Here you will find answers to frequently asked questions about snowshoe hiking on Antartic cruises.

It is free to take part in a snowshoe hike.

Between ten and 20 people can take part in a hike.

Snowshoe hikes are only offered on Antarctic cruises and are subject to the weather conditions. Our expedition team on board will try to provide hikes several times on each cruise, however, unpredictable weather means that this cannot be guaranteed. Our expedition team on board will provide information on when snowshoe hikes are planned in the programme of the day.

Good physical fitness is required; the expedition leader will check this in advance. You should be able to walk uphill and downhill for several hours. However, the pace will be leisurely and plenty of stops will be planned. Please speak to the expedition leader or guide on board so that you can assess together whether snowshoe hiking is the right adventure for you.

Each participant is provided with equipment specially designed for snowshoe hiking in the polar regions: snowshoes, poles (provided in your cabin), a warm expedition parka and warm, waterproof rubber boots.

For the hike you should wear warm, waterproof clothes, preferably in multiple layers:

- Thermal underwear
- Thick socks
- Fleece jacket
- Warm hat
- Gloves and neck warmers are recommended
- Gaiters
- Winter/waterproof boots (on-board rubber boots), which should protect your ankles
- Warm and waterproof trousers, which must be at least wind- and water-resistant (e.g. softshell/hardshell trousers or ski trousers)
- Sun cream, sunglasses
- Large rucksack (provided in your cabin) with a hot drink, energy bars, chocolate is available on board, potentially a change of clothes and additional warm clothing

On the evening before the tour, our tour guide will give a short briefing about the upcoming hike. The guide will tell you about the area, the duration, the weather forecast, etc. After the landing, the snowshoe hiking adventure begins. We will walk for around two to three hours in an Antarctic region that can only be reached with this equipment. As we walk, we will experience this polar region that only great polar explorers have seen before us.

In principle, snowshoe hiking does not require any particular complicated technique. Just like normal hiking, with snowshoe hiking, you put one foot in front of the other. The difference on a snowshoe tour is that your feet cover a larger area as the snowshoes are wider and longer than normal shoes. This is the advantage of snowshoes: when the snow reaches a depth of half a metre (around a foot and a half) or more, you would sink into it without snowshoes. The large surface area of snowshoes means that they only sink a few centimetres into the snow. Walking in snowshoes is a little strange at first but you will get the hang of it after a couple of minutes.

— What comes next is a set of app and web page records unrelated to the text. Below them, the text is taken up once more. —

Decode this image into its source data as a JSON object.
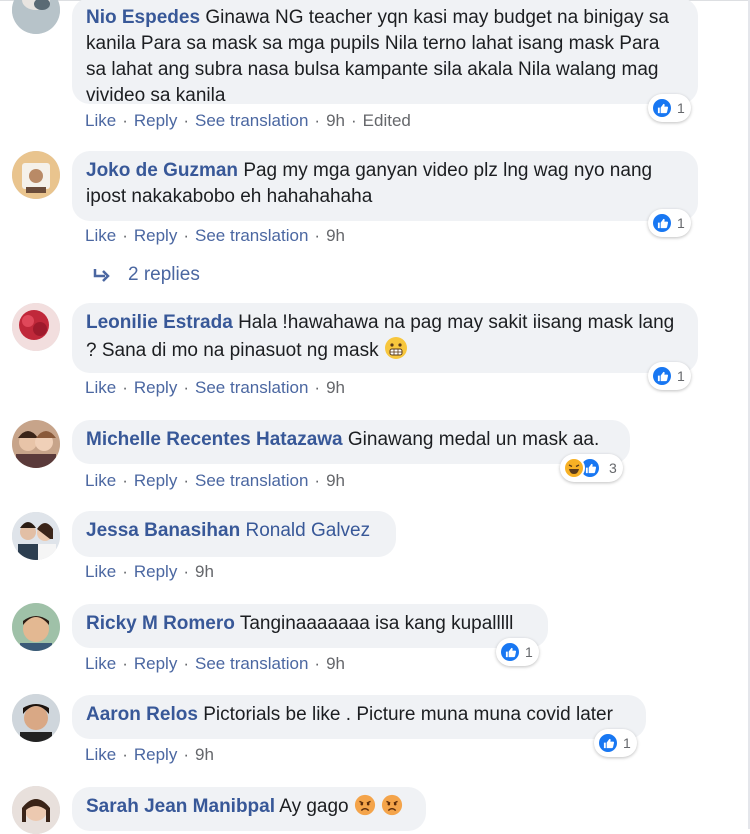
{
  "actions": {
    "like": "Like",
    "reply": "Reply",
    "translate": "See translation",
    "dot": "·"
  },
  "comments": [
    {
      "author": "Nio Espedes",
      "text": "Ginawa NG teacher yqn kasi may budget na binigay sa kanila Para sa mask sa mga pupils Nila terno lahat isang mask Para sa lahat ang subra nasa bulsa kampante sila akala Nila walang mag vivideo sa kanila",
      "time": "9h",
      "edited": "Edited",
      "reactions": "1"
    },
    {
      "author": "Joko de Guzman",
      "text": "Pag my mga ganyan video plz lng wag nyo nang ipost nakakabobo eh hahahahaha",
      "time": "9h",
      "reactions": "1"
    },
    {
      "author": "Leonilie Estrada",
      "text": "Hala !hawahawa na pag may sakit iisang mask lang ? Sana di mo na pinasuot ng mask",
      "time": "9h",
      "reactions": "1"
    },
    {
      "author": "Michelle Recentes Hatazawa",
      "text": "Ginawang medal un mask aa.",
      "time": "9h",
      "reactions": "3"
    },
    {
      "author": "Jessa Banasihan",
      "text": "Ronald Galvez",
      "time": "9h"
    },
    {
      "author": "Ricky M Romero",
      "text": "Tanginaaaaaaa isa kang kupalllll",
      "time": "9h",
      "reactions": "1"
    },
    {
      "author": "Aaron Relos",
      "text": "Pictorials be like . Picture muna muna covid later",
      "time": "9h",
      "reactions": "1"
    },
    {
      "author": "Sarah Jean Manibpal",
      "text": "Ay gago"
    }
  ],
  "replies_link": "2 replies",
  "colors": {
    "author": "#385898",
    "link": "#4b67a1",
    "bubble": "#f0f2f5",
    "like": "#1877f2",
    "haha": "#f7b125"
  }
}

The hike is led by an experienced expedition leader/guide. They know the area and the local conditions best. The group will stay together at all times.

Each hike has what we call a point of no return. At the start of the walk, you can easily leave the hike within the first five to ten minutes if you find that snowshoe hiking is not for you. After this point, the group will stay together. This means that if after the point of no return one of the group cannot continue, we will first try to accompany the guest safely back to the ship. This may mean, however, that the entire group must return together then.